“It’s not a perfect situation.” Their gazes locked. “Some of the kinks are pretty big, but I think it mostly works. I’m happier. The boys are happier— mine and yours— when we’re together. I’d like to think that you do a little better, too, that my friendship maybe eases a bit of that loneliness you just admitted to, or that I’m at least worth hanging onto for my repair skills.”

“You are. You do.” Cassie fumbled for the right words that wouldn’t say too much and finally settled on his. “I am. Happier.”

“Good.”

Neither moved for a long moment. Part of her never wanted to move but wanted to suspend time in this moment, with Matt sitting so close that every nerve in her body was aware of him. His hair was a mess from the many times he’d run his hands through it all evening in various stages of frustration. She longed to reach out and smooth it down for him, the same way she wanted to soothe the hurt in his life.

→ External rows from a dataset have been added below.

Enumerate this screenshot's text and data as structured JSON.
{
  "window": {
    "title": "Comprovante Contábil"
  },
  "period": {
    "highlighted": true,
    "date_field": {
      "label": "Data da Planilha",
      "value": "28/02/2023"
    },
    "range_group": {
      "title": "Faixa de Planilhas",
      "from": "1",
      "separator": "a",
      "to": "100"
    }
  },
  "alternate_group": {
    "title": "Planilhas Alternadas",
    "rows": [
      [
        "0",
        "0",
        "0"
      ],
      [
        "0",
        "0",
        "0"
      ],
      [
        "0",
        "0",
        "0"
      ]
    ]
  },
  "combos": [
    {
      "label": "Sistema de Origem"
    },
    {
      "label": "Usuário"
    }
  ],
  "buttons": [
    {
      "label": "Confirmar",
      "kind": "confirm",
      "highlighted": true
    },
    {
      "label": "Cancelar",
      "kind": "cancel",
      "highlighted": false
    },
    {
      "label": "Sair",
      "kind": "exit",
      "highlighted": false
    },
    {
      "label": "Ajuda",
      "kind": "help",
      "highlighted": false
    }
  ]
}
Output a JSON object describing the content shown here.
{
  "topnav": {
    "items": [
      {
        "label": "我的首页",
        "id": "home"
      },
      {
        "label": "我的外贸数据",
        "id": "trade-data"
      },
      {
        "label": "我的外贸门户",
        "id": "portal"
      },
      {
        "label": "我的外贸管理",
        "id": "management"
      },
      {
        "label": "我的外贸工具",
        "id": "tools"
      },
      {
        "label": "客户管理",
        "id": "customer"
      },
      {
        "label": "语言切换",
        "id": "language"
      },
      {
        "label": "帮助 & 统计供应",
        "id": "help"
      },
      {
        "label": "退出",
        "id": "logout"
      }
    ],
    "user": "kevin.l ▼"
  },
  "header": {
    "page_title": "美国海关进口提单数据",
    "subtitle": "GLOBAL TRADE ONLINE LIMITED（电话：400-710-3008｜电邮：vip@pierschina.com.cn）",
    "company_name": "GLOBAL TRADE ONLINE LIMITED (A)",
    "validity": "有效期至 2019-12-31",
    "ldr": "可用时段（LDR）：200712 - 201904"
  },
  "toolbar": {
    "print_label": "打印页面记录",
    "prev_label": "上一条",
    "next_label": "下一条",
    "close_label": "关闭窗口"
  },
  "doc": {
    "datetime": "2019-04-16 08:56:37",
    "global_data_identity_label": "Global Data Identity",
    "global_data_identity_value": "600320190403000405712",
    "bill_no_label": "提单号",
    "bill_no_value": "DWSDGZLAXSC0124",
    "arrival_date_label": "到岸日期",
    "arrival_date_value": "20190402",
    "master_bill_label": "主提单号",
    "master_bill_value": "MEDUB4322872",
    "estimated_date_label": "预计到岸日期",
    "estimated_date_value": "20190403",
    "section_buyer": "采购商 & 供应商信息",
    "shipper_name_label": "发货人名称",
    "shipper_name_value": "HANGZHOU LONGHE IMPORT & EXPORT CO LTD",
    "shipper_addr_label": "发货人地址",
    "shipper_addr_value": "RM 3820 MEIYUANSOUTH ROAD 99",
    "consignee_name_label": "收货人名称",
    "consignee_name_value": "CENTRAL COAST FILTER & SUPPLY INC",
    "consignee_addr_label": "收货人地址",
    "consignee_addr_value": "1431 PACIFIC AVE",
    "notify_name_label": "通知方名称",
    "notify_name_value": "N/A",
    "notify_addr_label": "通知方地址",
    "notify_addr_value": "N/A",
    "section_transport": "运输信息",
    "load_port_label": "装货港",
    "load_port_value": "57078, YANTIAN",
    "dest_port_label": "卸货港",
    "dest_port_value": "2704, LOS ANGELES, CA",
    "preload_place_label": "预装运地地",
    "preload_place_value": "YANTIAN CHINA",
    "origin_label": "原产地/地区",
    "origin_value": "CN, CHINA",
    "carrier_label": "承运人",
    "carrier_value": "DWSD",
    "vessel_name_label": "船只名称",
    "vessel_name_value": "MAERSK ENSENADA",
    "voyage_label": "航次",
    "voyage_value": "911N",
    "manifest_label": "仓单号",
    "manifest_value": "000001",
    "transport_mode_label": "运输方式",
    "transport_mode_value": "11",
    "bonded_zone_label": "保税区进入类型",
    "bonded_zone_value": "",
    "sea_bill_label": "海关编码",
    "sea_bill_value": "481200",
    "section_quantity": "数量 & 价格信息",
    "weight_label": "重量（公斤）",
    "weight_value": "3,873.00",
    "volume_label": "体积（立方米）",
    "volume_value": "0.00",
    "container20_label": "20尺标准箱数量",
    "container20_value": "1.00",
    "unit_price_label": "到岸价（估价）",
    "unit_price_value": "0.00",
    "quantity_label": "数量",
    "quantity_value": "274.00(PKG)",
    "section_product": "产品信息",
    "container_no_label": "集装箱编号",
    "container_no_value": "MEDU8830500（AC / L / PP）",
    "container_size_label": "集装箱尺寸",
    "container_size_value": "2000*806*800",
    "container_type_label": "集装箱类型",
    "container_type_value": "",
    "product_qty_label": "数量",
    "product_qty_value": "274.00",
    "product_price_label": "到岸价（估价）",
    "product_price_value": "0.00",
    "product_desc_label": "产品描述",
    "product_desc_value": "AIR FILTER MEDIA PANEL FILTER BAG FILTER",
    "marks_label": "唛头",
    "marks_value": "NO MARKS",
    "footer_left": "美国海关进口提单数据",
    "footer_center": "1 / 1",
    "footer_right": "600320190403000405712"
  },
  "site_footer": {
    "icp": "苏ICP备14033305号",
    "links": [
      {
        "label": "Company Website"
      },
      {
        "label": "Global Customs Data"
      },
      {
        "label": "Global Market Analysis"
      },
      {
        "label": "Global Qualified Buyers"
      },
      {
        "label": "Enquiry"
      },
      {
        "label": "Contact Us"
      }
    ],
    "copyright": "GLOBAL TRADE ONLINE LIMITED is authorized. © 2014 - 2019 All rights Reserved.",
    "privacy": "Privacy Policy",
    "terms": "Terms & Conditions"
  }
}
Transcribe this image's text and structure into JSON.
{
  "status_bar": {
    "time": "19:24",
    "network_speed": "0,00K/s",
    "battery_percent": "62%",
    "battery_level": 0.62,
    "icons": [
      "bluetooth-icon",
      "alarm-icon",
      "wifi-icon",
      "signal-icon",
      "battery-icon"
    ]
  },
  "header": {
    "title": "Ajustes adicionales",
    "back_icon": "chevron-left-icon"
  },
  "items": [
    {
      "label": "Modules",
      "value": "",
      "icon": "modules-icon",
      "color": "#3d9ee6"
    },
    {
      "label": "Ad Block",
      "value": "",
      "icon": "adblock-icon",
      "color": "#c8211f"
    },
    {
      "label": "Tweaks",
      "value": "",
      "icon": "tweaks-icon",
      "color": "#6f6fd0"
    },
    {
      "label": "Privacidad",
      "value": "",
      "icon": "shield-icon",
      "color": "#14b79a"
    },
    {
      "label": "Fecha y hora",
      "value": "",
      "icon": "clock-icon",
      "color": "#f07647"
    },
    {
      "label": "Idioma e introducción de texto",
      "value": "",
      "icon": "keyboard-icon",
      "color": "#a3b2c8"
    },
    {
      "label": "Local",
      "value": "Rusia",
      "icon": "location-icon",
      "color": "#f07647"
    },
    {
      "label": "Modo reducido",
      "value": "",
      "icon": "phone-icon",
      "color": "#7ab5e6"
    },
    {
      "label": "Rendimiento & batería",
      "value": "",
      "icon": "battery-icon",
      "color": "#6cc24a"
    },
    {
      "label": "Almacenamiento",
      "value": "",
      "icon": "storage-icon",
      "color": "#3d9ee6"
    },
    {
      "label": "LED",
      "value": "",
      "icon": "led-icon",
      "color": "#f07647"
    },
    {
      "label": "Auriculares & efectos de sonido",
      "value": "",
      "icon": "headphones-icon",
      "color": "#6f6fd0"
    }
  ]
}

In his eyes, she read unmistakable desire, which she knew she should have rejected at once, but it felt good to be noticed by a man. Probably without even realizing it, Matt frequently said and did things that made her feel like a desirable woman instead of the frumpy school secretary and soccer mom she worried she’d become.

Her gaze slid down to his arms and hands that were always serving her. How she wanted to feel those arms around her, not in a romantic sense so much as to feel of their comfort. She knew what a hug from Matt would mean because she knew what she’d say with hers if she ever gave him one, which she couldn’t. But if she did, it would mean so many things. I’m sorry for all you’ve been through. You’re such a great person. Thank you for being my friend. I need you. I care about you. I—

“I should go.” Cassie stood abruptly. “Tomorrow’s a school day and—”

Matt pressed a finger to his lips as he stood. “Don’t ever feel like you have to hide what you’re feeling or really want to say to me. We’re not sophomores in high school. We’re mature adults with a tricky situation, and a friendship I don’t want to mess up.”

“Okay.” Cassie nodded, then turned to go. Matt caught her arm.

“We’ll do better with each other if we’re honest. So I’ll say it tonight. Being together like this— alone— while awesome, isn’t a good idea. So we won’t do it again because I find you too attractive; we’re both too lonely, and I, at least, am only too human.” He raked his hand through his hair again and sighed heavily. “It would be too easy—”

“Good summary,” Cassie agreed as she hurried from the room.

This time, Matt let her go.

 

But maybe not forever :) Because in addition to writing clean romance, I promise happy endings as well. Though, as in real life, it’s not without some pain and sorrow along the way.

You can find Between Heaven and Earth here in ebook. The paperback will be coming in the next few months as well.

Happy reading and enjoy those last few weeks of summer!